Art Starts used its Graffiti Transformation money to execute one project per year (out of the 30 to 40 projects they undertake annually using other funding), but Forsberg believes that the money made a difference. “It was small, but totally significant,” she said. “It’s our major project that we do, and we’ve done it for at least the past 14 years.”
StreetARToronto also differs from its predecessor in that it will be administered through the City’s Public Realm section, which means it will emphasize prominent placement and technical skill to a degree that the GTP didn’t. “We’re certainly trying to raise the profile of the program and raise the level of the work that’s being done,” said Zendel, the City manager.
Joshua Barndt, co-director of Whippersnapper Gallery, thinks this new focus could cause needy communities to miss out on grant dollars. Last year, in partnership with Art Starts, he used GTP money to execute projects in Alexandra Park, a co-op community south of Kensington Market. He’s not sure funding for projects like that will be available this year.
“This new program is focusing on high-profile walls,” he said. “But it might not make sense for that artwork to happen on a huge artery. It might make more sense for it to happen somewhere within the internal space of a community.” Barndt and Forsberg are orchestrating a meeting tomorrow between Zendel and the leaders of some community organizations to discuss these and other issues.

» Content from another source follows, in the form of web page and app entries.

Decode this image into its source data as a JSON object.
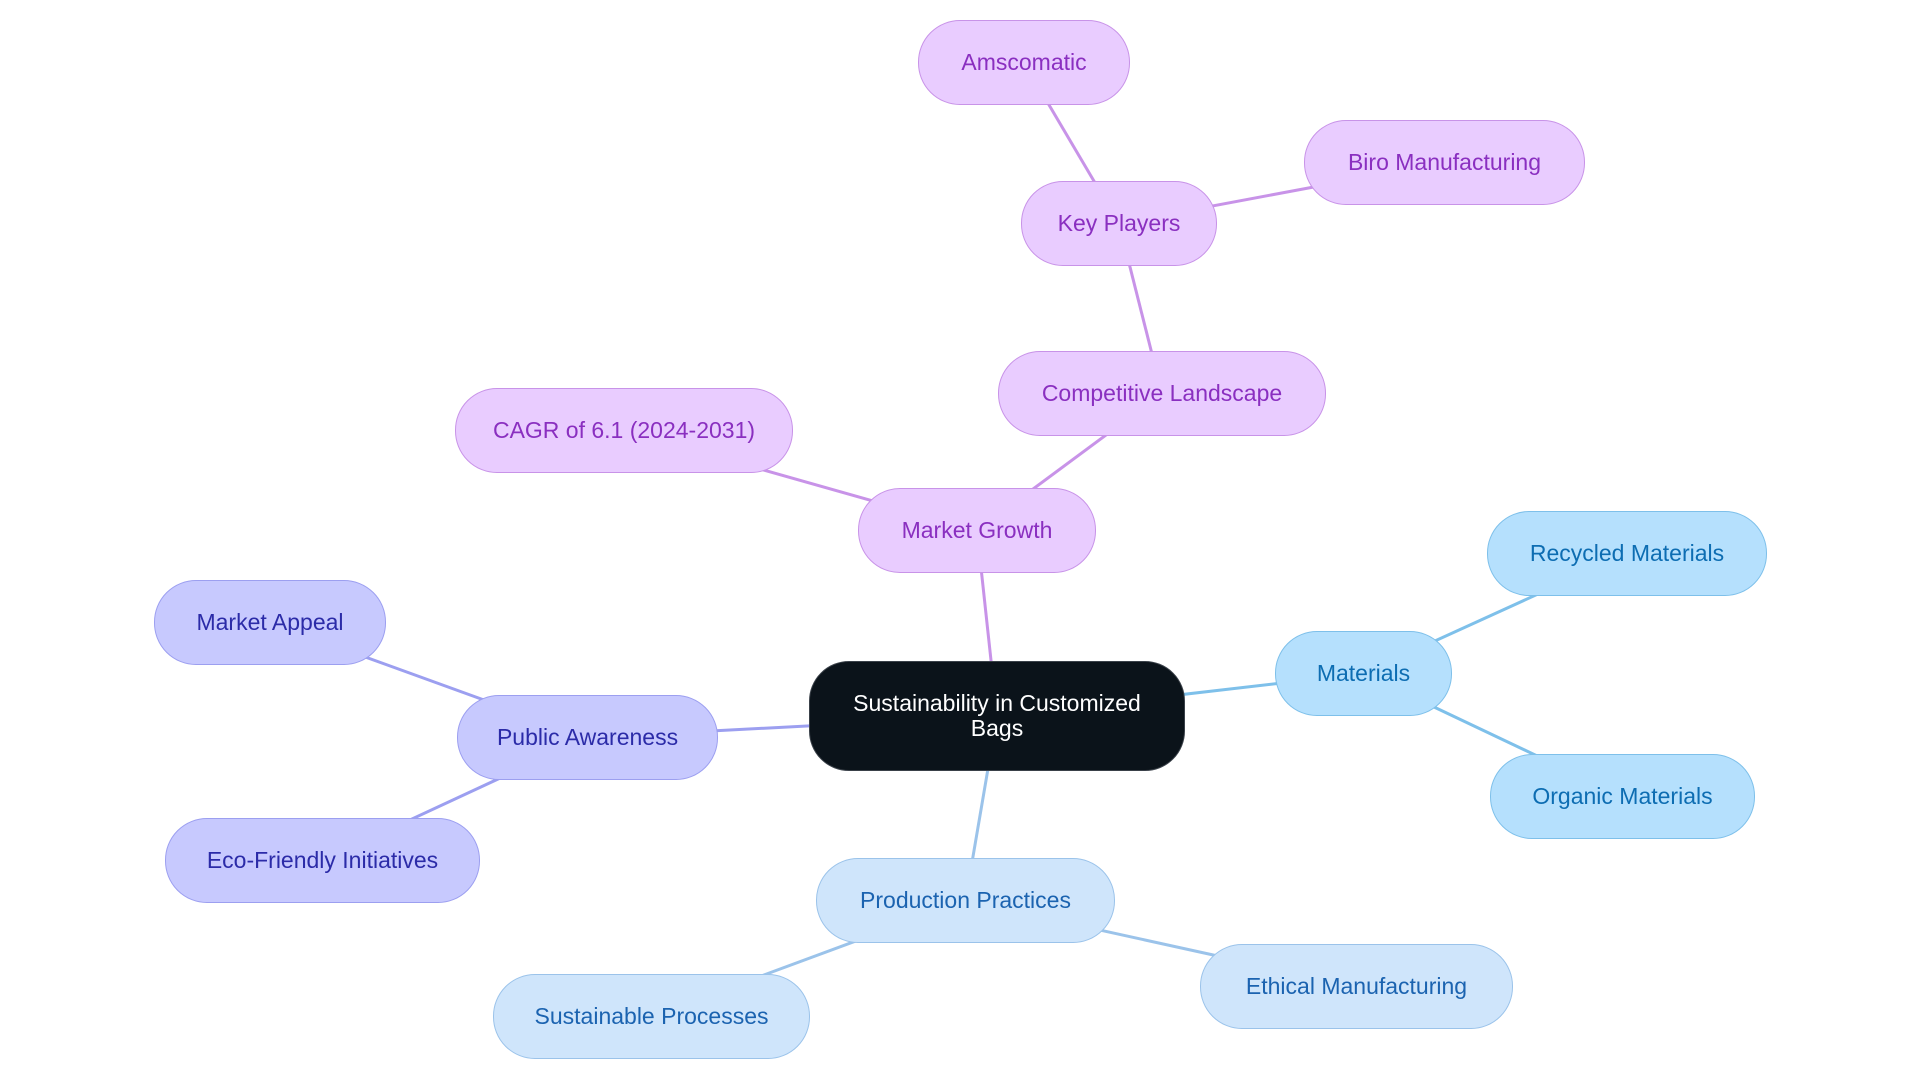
{
  "title": "Sustainability in Customized Bags",
  "palette": {
    "root": {
      "fill": "#0b131a",
      "stroke": "#3a4149",
      "text": "#ffffff",
      "edge": "#000000"
    },
    "purple": {
      "fill": "#e9ccff",
      "stroke": "#c893e8",
      "text": "#8a2fc0",
      "edge": "#c893e8"
    },
    "indigo": {
      "fill": "#c7c9fe",
      "stroke": "#9c9ff0",
      "text": "#2b2ba8",
      "edge": "#9c9ff0"
    },
    "sky": {
      "fill": "#b5e0fd",
      "stroke": "#7ec0ea",
      "text": "#0d6db2",
      "edge": "#7ec0ea"
    },
    "blue": {
      "fill": "#cfe5fb",
      "stroke": "#9bc3ea",
      "text": "#1b63b0",
      "edge": "#9bc3ea"
    }
  },
  "nodes": [
    {
      "id": "root",
      "label": "Sustainability in Customized Bags",
      "theme": "root",
      "parent": null
    },
    {
      "id": "market-growth",
      "label": "Market Growth",
      "theme": "purple",
      "parent": "root"
    },
    {
      "id": "competitive-landscape",
      "label": "Competitive Landscape",
      "theme": "purple",
      "parent": "market-growth"
    },
    {
      "id": "key-players",
      "label": "Key Players",
      "theme": "purple",
      "parent": "competitive-landscape"
    },
    {
      "id": "amscomatic",
      "label": "Amscomatic",
      "theme": "purple",
      "parent": "key-players"
    },
    {
      "id": "biro-manufacturing",
      "label": "Biro Manufacturing",
      "theme": "purple",
      "parent": "key-players"
    },
    {
      "id": "cagr",
      "label": "CAGR of 6.1 (2024-2031)",
      "theme": "purple",
      "parent": "market-growth"
    },
    {
      "id": "public-awareness",
      "label": "Public Awareness",
      "theme": "indigo",
      "parent": "root"
    },
    {
      "id": "market-appeal",
      "label": "Market Appeal",
      "theme": "indigo",
      "parent": "public-awareness"
    },
    {
      "id": "eco-friendly-initiatives",
      "label": "Eco-Friendly Initiatives",
      "theme": "indigo",
      "parent": "public-awareness"
    },
    {
      "id": "materials",
      "label": "Materials",
      "theme": "sky",
      "parent": "root"
    },
    {
      "id": "recycled-materials",
      "label": "Recycled Materials",
      "theme": "sky",
      "parent": "materials"
    },
    {
      "id": "organic-materials",
      "label": "Organic Materials",
      "theme": "sky",
      "parent": "materials"
    },
    {
      "id": "production-practices",
      "label": "Production Practices",
      "theme": "blue",
      "parent": "root"
    },
    {
      "id": "ethical-manufacturing",
      "label": "Ethical Manufacturing",
      "theme": "blue",
      "parent": "production-practices"
    },
    {
      "id": "sustainable-processes",
      "label": "Sustainable Processes",
      "theme": "blue",
      "parent": "production-practices"
    }
  ]
}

Back in the laneway near St. Clair and Lansdowne, Mayor Ford wrapped up his press conference by picking up a brush and whitewashing a little graffiti for the cameras, which was charming in a Tom Sawyer kind of way. But if he’s serious about doing something substantial (and cost effective) about vandalism in Toronto, he’ll forget the apps and concentrate on making sure that StreetARToronto doesn’t disappoint the organizations it’s supposed to engage. There’s no cure for unwanted graffiti, but engaging youth in making murals is probably the best preventative we’ve got.
Photos by Steve Kupferman/Torontoist.